An Adjoining Owner is served with a notice just days before they are due to exchange contracts on the sale of their property.
Do they have a duty to make the incoming Owner aware of the notice and if they consent is the incoming Owner bound by that consent?
This is another question that was raised at a recent FPWS North London forum meeting which I helped to organise. I would welcome the views of other surveyors. If you are a surveyor involved in party wall matters and would like to attend future meetings please email me at email@example.com and I’ll keep you updated.
Unfortunately there is no guidance in the Act on how procedures are affected by a change in ownership so we must rely upon case law and what the courts are likely to consider as fair and equitable.

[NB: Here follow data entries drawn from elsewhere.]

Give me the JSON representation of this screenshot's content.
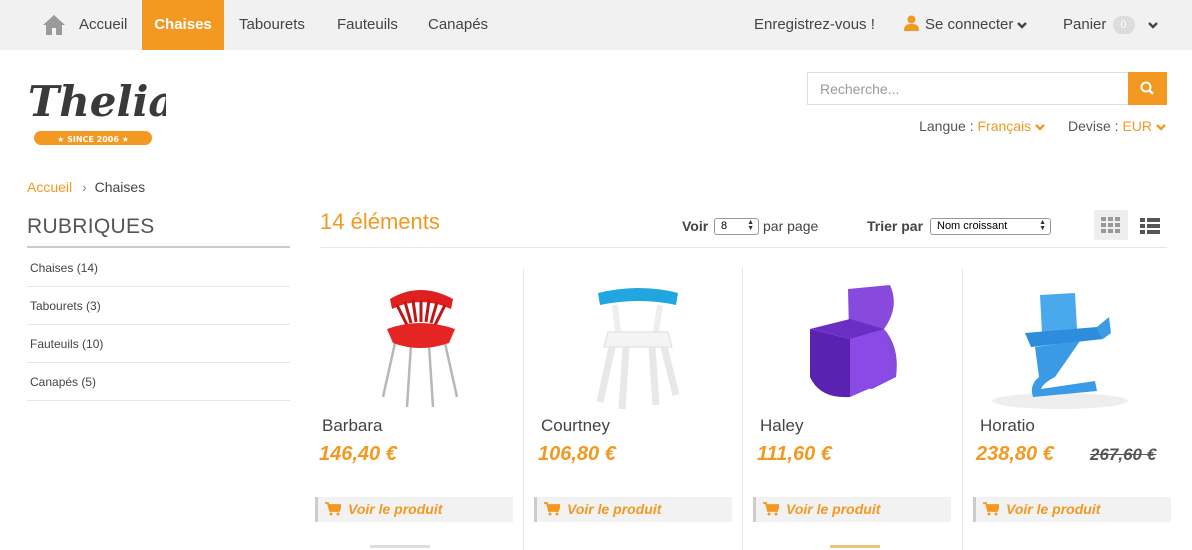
{
  "nav": {
    "home": "Accueil",
    "items": [
      "Chaises",
      "Tabourets",
      "Fauteuils",
      "Canapés"
    ],
    "register": "Enregistrez-vous !",
    "login": "Se connecter",
    "cart": "Panier",
    "cart_count": "0"
  },
  "logo": {
    "name": "Thelia",
    "tagline": "★ SINCE 2006 ★"
  },
  "search": {
    "placeholder": "Recherche..."
  },
  "lang": {
    "label": "Langue :",
    "value": "Français",
    "currency_label": "Devise :",
    "currency_value": "EUR"
  },
  "breadcrumb": {
    "home": "Accueil",
    "current": "Chaises"
  },
  "sidebar": {
    "title": "RUBRIQUES",
    "items": [
      "Chaises (14)",
      "Tabourets (3)",
      "Fauteuils (10)",
      "Canapés (5)"
    ]
  },
  "toolbar": {
    "count": "14 éléments",
    "view_label": "Voir",
    "per_page_value": "8",
    "per_page_label": "par page",
    "sort_label": "Trier par",
    "sort_value": "Nom croissant"
  },
  "products": [
    {
      "name": "Barbara",
      "price": "146,40 €",
      "old_price": "",
      "button": "Voir le produit"
    },
    {
      "name": "Courtney",
      "price": "106,80 €",
      "old_price": "",
      "button": "Voir le produit"
    },
    {
      "name": "Haley",
      "price": "111,60 €",
      "old_price": "",
      "button": "Voir le produit"
    },
    {
      "name": "Horatio",
      "price": "238,80 €",
      "old_price": "267,60 €",
      "button": "Voir le produit"
    }
  ],
  "colors": {
    "accent": "#f39922",
    "nav_bg": "#f1f1f1"
  }
}
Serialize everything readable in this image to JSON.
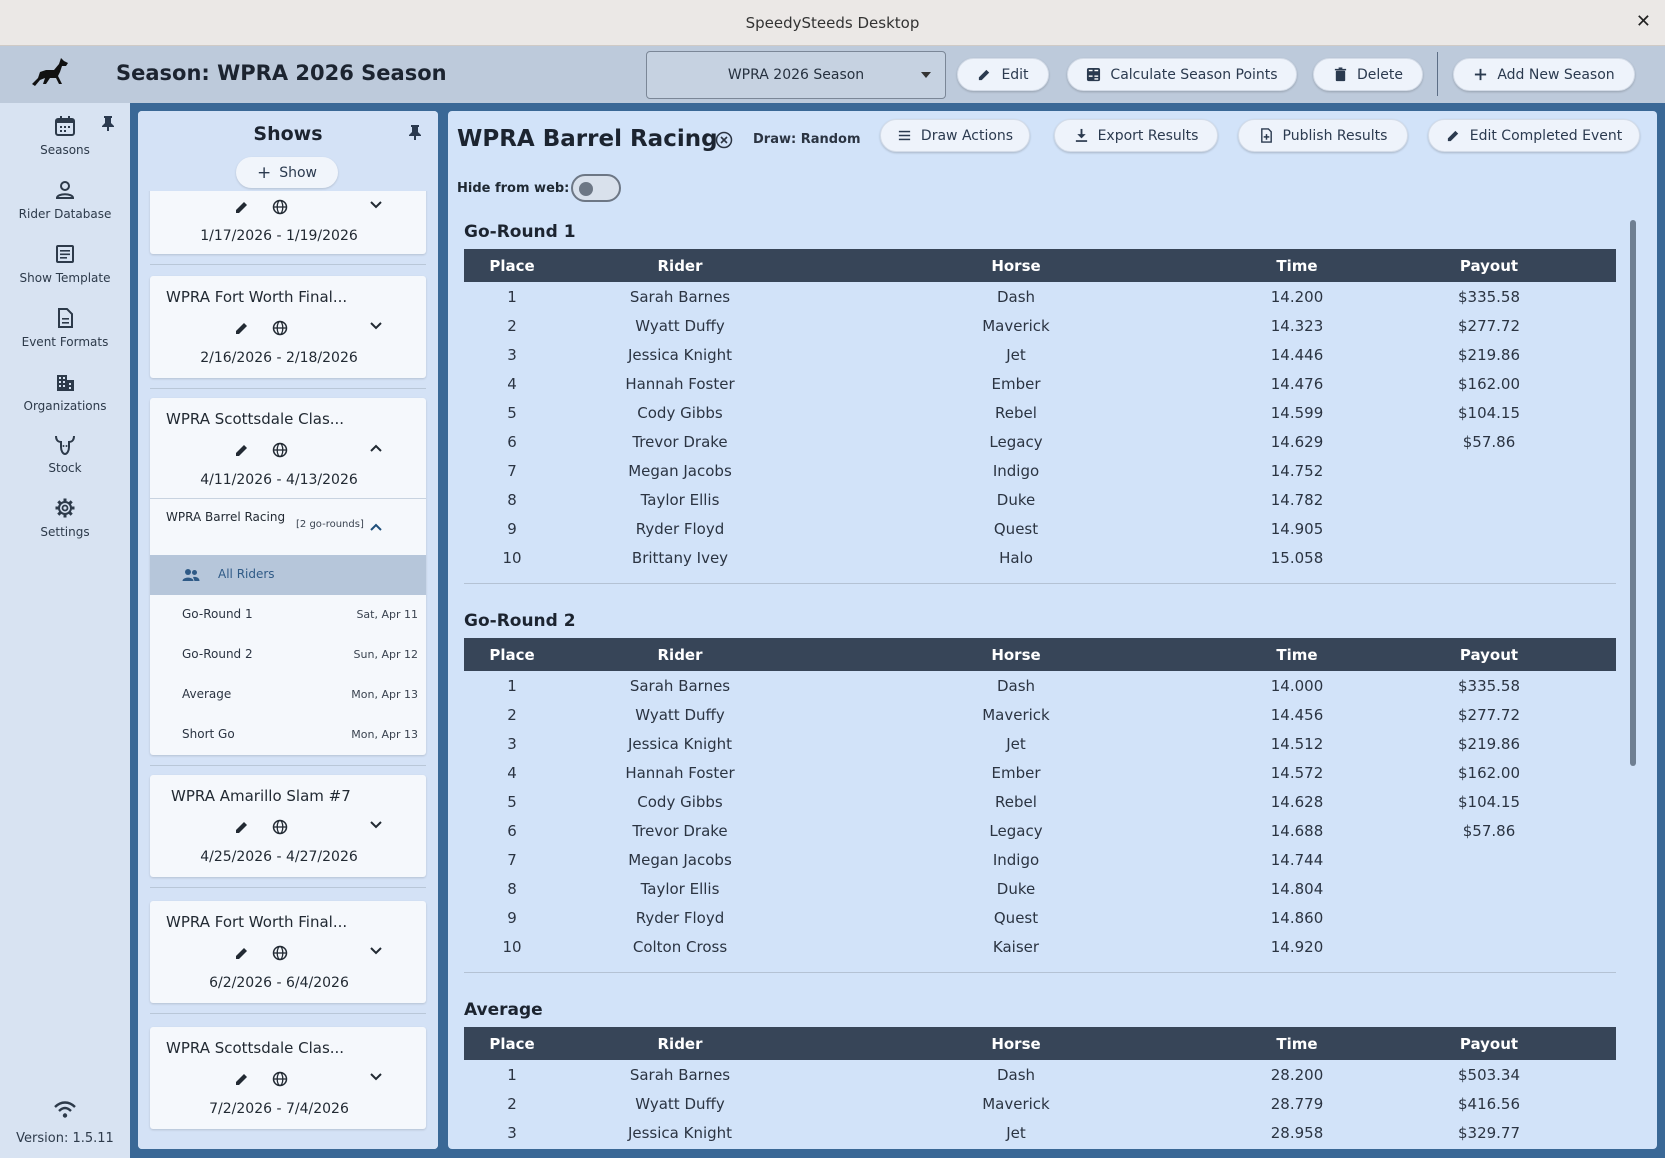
{
  "window": {
    "title": "SpeedySteeds Desktop",
    "close_glyph": "✕"
  },
  "header": {
    "title": "Season: WPRA 2026 Season",
    "season_select": "WPRA 2026 Season",
    "buttons": {
      "edit": "Edit",
      "calculate": "Calculate Season Points",
      "delete": "Delete",
      "add_season": "Add New Season"
    }
  },
  "nav": {
    "items": [
      {
        "label": "Seasons",
        "icon": "calendar-icon"
      },
      {
        "label": "Rider Database",
        "icon": "person-icon"
      },
      {
        "label": "Show Template",
        "icon": "template-icon"
      },
      {
        "label": "Event Formats",
        "icon": "document-icon"
      },
      {
        "label": "Organizations",
        "icon": "building-icon"
      },
      {
        "label": "Stock",
        "icon": "bull-icon"
      },
      {
        "label": "Settings",
        "icon": "gear-icon"
      }
    ],
    "version": "Version: 1.5.11"
  },
  "shows": {
    "title": "Shows",
    "add_label": "Show",
    "cards": [
      {
        "title": "",
        "dates": "1/17/2026 - 1/19/2026"
      },
      {
        "title": "WPRA Fort Worth Final...",
        "dates": "2/16/2026 - 2/18/2026"
      },
      {
        "title": "WPRA Scottsdale Clas...",
        "dates": "4/11/2026 - 4/13/2026"
      },
      {
        "title": "WPRA Amarillo Slam #7",
        "dates": "4/25/2026 - 4/27/2026"
      },
      {
        "title": "WPRA Fort Worth Final...",
        "dates": "6/2/2026 - 6/4/2026"
      },
      {
        "title": "WPRA Scottsdale Clas...",
        "dates": "7/2/2026 - 7/4/2026"
      }
    ],
    "expanded_event": {
      "name": "WPRA Barrel Racing",
      "count": "[2 go-rounds]",
      "items": [
        {
          "label": "All Riders",
          "date": ""
        },
        {
          "label": "Go-Round 1",
          "date": "Sat, Apr 11"
        },
        {
          "label": "Go-Round 2",
          "date": "Sun, Apr 12"
        },
        {
          "label": "Average",
          "date": "Mon, Apr 13"
        },
        {
          "label": "Short Go",
          "date": "Mon, Apr 13"
        }
      ]
    }
  },
  "event": {
    "title": "WPRA Barrel Racing",
    "draw": "Draw: Random",
    "buttons": {
      "draw_actions": "Draw Actions",
      "export": "Export Results",
      "publish": "Publish Results",
      "edit_completed": "Edit Completed Event"
    },
    "hide_from_web": "Hide from web:",
    "hide_from_web_on": false,
    "columns": [
      "Place",
      "Rider",
      "Horse",
      "Time",
      "Payout"
    ],
    "sections": [
      {
        "title": "Go-Round 1",
        "rows": [
          [
            "1",
            "Sarah Barnes",
            "Dash",
            "14.200",
            "$335.58"
          ],
          [
            "2",
            "Wyatt Duffy",
            "Maverick",
            "14.323",
            "$277.72"
          ],
          [
            "3",
            "Jessica Knight",
            "Jet",
            "14.446",
            "$219.86"
          ],
          [
            "4",
            "Hannah Foster",
            "Ember",
            "14.476",
            "$162.00"
          ],
          [
            "5",
            "Cody Gibbs",
            "Rebel",
            "14.599",
            "$104.15"
          ],
          [
            "6",
            "Trevor Drake",
            "Legacy",
            "14.629",
            "$57.86"
          ],
          [
            "7",
            "Megan Jacobs",
            "Indigo",
            "14.752",
            ""
          ],
          [
            "8",
            "Taylor Ellis",
            "Duke",
            "14.782",
            ""
          ],
          [
            "9",
            "Ryder Floyd",
            "Quest",
            "14.905",
            ""
          ],
          [
            "10",
            "Brittany Ivey",
            "Halo",
            "15.058",
            ""
          ]
        ]
      },
      {
        "title": "Go-Round 2",
        "rows": [
          [
            "1",
            "Sarah Barnes",
            "Dash",
            "14.000",
            "$335.58"
          ],
          [
            "2",
            "Wyatt Duffy",
            "Maverick",
            "14.456",
            "$277.72"
          ],
          [
            "3",
            "Jessica Knight",
            "Jet",
            "14.512",
            "$219.86"
          ],
          [
            "4",
            "Hannah Foster",
            "Ember",
            "14.572",
            "$162.00"
          ],
          [
            "5",
            "Cody Gibbs",
            "Rebel",
            "14.628",
            "$104.15"
          ],
          [
            "6",
            "Trevor Drake",
            "Legacy",
            "14.688",
            "$57.86"
          ],
          [
            "7",
            "Megan Jacobs",
            "Indigo",
            "14.744",
            ""
          ],
          [
            "8",
            "Taylor Ellis",
            "Duke",
            "14.804",
            ""
          ],
          [
            "9",
            "Ryder Floyd",
            "Quest",
            "14.860",
            ""
          ],
          [
            "10",
            "Colton Cross",
            "Kaiser",
            "14.920",
            ""
          ]
        ]
      },
      {
        "title": "Average",
        "rows": [
          [
            "1",
            "Sarah Barnes",
            "Dash",
            "28.200",
            "$503.34"
          ],
          [
            "2",
            "Wyatt Duffy",
            "Maverick",
            "28.779",
            "$416.56"
          ],
          [
            "3",
            "Jessica Knight",
            "Jet",
            "28.958",
            "$329.77"
          ]
        ]
      }
    ]
  },
  "colors": {
    "header_bg": "#bdcadb",
    "table_header": "#374558",
    "main_bg": "#d2e3f9",
    "frame": "#3a6896"
  }
}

The first point to make is that notices are served by and on owners rather than properties. We must therefore look at the question from the owners’ point of view.
The most relevant case law that I could find on the ‘duty to disclose’ part of the question is Carlish v Salt (1906). In that case the judge decided that a Party Structure Notice is a material fact which an owner has a duty to disclose. It should be noted that in that particular case there was a substantial potential liability for the incoming purchaser (50% of the repair costs) so it is possible that the court’s view would be different were that factor not present.
It could also be argued that a notice constitutes a latent defect in the title of an Adjoining Owner’s property as the Building Owner’s work could affect his right to quiet enjoyment.
Undoubtedly the safest course of action would be for an Adjoining Owner to disclose the existence of a notice.
The question of whether an incoming owner is bound by their predecessor’s consent is likely to hinge on whether or not the works have commenced.
Technically, the notice and any consent to that notice becomes invalid once ownership of the adjoining property changes so there will be a duty on the Building Owner to serve a new notice. That should not cause any problems if the works have not commenced. If the incoming owner has been made aware of the original notice they will hopefully have given the situation some thought and, if they choose not to consent, selected a surveyor.
The situation will be different if works have already commenced. I don’t believe it would be reasonable to expect a Building Owner that has followed the procedures set out in the Act to have their works delayed while surveyors are appointed and an Award agreed. My advice to both Owners in that scenario would be for a new notice to be served and consented to. In that way the works would not be delayed but the proceedings would be brought within the scope of the Act and the Adjoining Owner would have a right to appoint a surveyor if a specific dispute arose later on (Onigbanjo v Pearson & Pearson (2008)).
Although not mentioned in the question an incoming Owner is also likely to be bound by the proceedings to date where their predecessor has dissented to a notice and appointed a surveyor. A Building Owner is only expected to pay the reasonable costs of making an Award and it would be hard to argue that that should extend to the fees of two surveyors.